RECORDS TO USE Start Marker

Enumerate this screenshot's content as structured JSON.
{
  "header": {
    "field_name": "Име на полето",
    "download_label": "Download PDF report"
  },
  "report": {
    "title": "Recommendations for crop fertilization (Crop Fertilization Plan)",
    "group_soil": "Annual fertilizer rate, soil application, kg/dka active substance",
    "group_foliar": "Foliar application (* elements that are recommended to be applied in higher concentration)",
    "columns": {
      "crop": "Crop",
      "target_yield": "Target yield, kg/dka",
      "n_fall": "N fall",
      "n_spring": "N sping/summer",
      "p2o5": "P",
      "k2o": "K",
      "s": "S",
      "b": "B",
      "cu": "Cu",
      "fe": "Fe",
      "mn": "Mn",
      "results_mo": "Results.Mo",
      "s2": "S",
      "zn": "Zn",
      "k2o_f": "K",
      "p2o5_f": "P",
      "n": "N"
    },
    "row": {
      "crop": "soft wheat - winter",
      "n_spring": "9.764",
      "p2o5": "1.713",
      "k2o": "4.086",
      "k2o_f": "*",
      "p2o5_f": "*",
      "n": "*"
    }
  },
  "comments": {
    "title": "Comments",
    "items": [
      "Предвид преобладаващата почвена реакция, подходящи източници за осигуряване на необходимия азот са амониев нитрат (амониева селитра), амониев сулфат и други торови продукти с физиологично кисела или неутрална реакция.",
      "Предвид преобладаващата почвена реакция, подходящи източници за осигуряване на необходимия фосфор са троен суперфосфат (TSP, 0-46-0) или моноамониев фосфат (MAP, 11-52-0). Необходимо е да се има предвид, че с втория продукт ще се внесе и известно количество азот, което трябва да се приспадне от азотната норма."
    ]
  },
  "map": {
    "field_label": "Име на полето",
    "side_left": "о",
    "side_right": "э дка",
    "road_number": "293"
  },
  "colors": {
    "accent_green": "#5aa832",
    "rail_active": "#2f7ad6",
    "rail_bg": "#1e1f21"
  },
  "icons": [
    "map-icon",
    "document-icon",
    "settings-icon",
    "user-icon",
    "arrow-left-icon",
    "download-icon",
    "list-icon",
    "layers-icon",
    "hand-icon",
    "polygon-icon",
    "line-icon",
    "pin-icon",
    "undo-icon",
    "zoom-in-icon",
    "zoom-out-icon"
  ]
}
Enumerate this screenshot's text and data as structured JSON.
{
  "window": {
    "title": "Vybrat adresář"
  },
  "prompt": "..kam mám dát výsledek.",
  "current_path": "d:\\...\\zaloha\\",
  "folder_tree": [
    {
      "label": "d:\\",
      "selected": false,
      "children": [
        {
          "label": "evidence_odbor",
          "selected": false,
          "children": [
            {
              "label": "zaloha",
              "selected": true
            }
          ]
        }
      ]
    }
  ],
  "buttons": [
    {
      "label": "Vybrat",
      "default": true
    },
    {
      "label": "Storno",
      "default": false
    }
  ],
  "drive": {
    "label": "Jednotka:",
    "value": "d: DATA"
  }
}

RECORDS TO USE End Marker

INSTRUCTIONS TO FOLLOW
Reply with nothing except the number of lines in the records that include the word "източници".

RESULT FOR THIS TASK
2